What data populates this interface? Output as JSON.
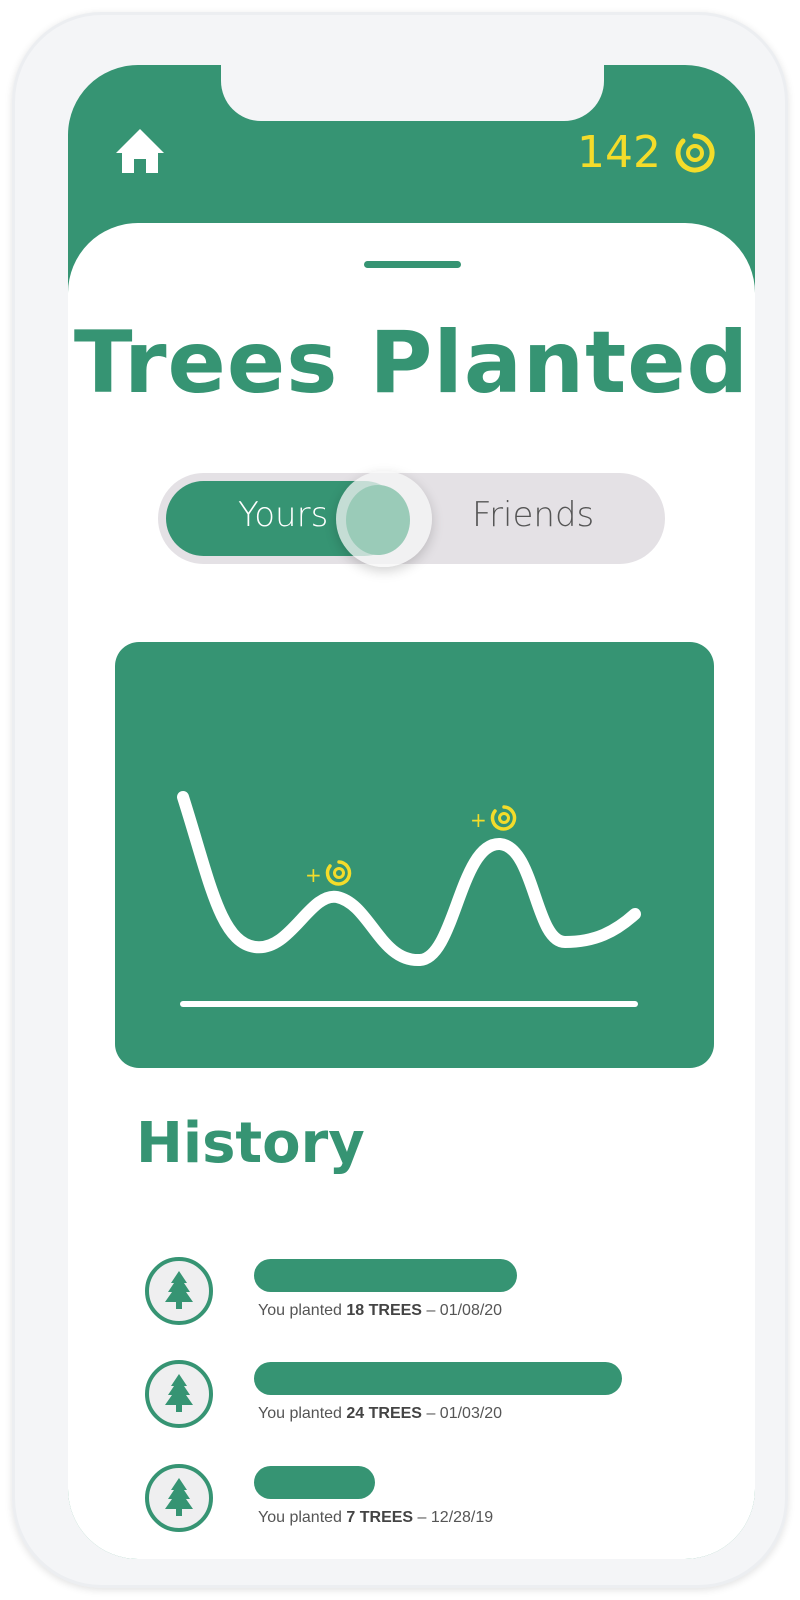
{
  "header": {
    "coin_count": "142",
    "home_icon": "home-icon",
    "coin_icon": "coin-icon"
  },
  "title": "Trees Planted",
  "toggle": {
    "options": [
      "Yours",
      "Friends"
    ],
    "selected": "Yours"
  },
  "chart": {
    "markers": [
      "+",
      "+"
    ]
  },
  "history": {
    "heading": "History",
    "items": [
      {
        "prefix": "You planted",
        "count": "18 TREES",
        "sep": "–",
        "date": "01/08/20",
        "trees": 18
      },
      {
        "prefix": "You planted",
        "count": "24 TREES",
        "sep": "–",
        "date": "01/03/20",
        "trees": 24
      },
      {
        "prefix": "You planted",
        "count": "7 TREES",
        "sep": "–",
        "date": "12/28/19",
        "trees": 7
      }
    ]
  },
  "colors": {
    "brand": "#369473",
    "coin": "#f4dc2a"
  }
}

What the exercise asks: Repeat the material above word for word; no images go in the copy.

Written reply:
What data populates this interface? Output as JSON.
{
  "header": {
    "coin_count": "142",
    "home_icon": "home-icon",
    "coin_icon": "coin-icon"
  },
  "title": "Trees Planted",
  "toggle": {
    "options": [
      "Yours",
      "Friends"
    ],
    "selected": "Yours"
  },
  "chart": {
    "markers": [
      "+",
      "+"
    ]
  },
  "history": {
    "heading": "History",
    "items": [
      {
        "prefix": "You planted",
        "count": "18 TREES",
        "sep": "–",
        "date": "01/08/20",
        "trees": 18
      },
      {
        "prefix": "You planted",
        "count": "24 TREES",
        "sep": "–",
        "date": "01/03/20",
        "trees": 24
      },
      {
        "prefix": "You planted",
        "count": "7 TREES",
        "sep": "–",
        "date": "12/28/19",
        "trees": 7
      }
    ]
  },
  "colors": {
    "brand": "#369473",
    "coin": "#f4dc2a"
  }
}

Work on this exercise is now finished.